1. I’m only pretending to be a lesbian because I’m too ugly to get a man, or
2. I’m only pretending to be a lesbian because I’m playing hard to get.
The common thread here? I’m lying, and I secretly like men. At a bar just a couple of months ago, a man I had considered my friend told me I couldn’t be sure I didn’t like dick if I never tried it.
These sentiments aren’t just annoying; they’re genuinely frightening because they often lead to violence and sexual assault against lesbians. Stuff like this makes most lesbians very wary of men, and very scared of what could happen when or if they give men any sort of idea that they could possibly be attracted to them. Because of this some lesbians (rightfully so) do their best to stay away from men, to not care about men or have meaningful relationships with them. I respect this, especially in a world that prioritizes men and that expects women to value men regardless of how they treat them.

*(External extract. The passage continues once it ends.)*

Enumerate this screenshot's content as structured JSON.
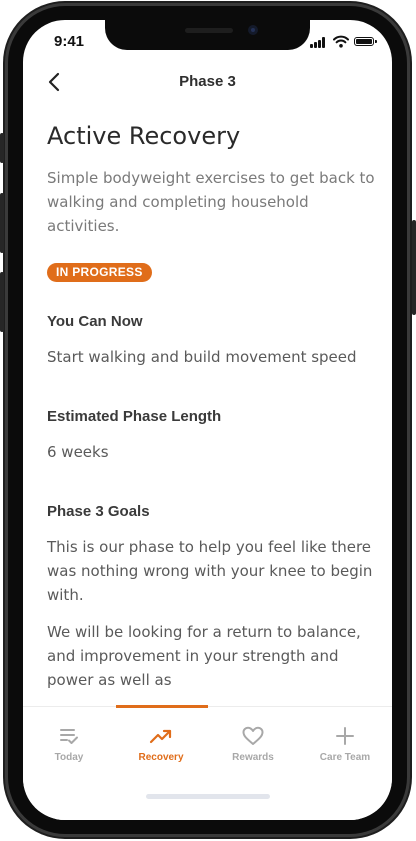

Unfortunately, this also creates a standard in and outside of the LGBT+ community that is ridiculously unhealthy. It’s the idea that lesbians who genuinely enjoy the work of men, their personalities or their company, must be fake lesbians. It’s a dangerous and frankly silly notion, but one that is there nonetheless.
It’s something that lesbian fans of One Direction understand all too well. So, we started talking about it. First it was mostly this question: why is it such a radical idea that lesbians could like a boy band? We started talking about what drew us to One Direction, why it confused people and why it even mattered. But then it went deeper. We started having conversations about lesbophobia in general, compulsory heterosexuality, butchphobia and corrective rape. At the same time, we talked about how Harry Styles’ wardrobe was a femme lesbian’s dream and how “End of The Day” was clearly a lesbian anthem. We had fun, but through these discussions we also became smarter, braver, kinder and more open. We found the courage to talk about our personal struggles and the terminology to connect with one another.
Though not strictly for lesbians, things like Rainbow Direction (a fan project that unites LGBT people in the One Direction fandom) brought many lesbian One Direction fans together. People’s confusion (and sometimes hatred) united LGBT fans. In particular lesbians and bi women became a tight-knit sub-community.
Because here’s the thing: We weren’t just women who liked a band anymore. We were something more. We were something people didn’t understand, something that made people angry, something that didn’t make sense. Regardless if we became fans because of songs we related to, butch aesthetics, gay rumors or simply because One Direction made us smile, we got here. And when people want you to leave, well, it gives you all the more reason to stay. So we did. We stayed.
Who really knows what connected all of us to One Direction. Maybe it doesn’t really matter. What does matter is what we did when we got here. We created a space where lesbians could talk openly and honestly about their struggles, all while envying the wardrobes of 20-something millionaire men.
I wouldn’t trade that for the world.
Contact Marygrace by email at firstname.lastname@example.org.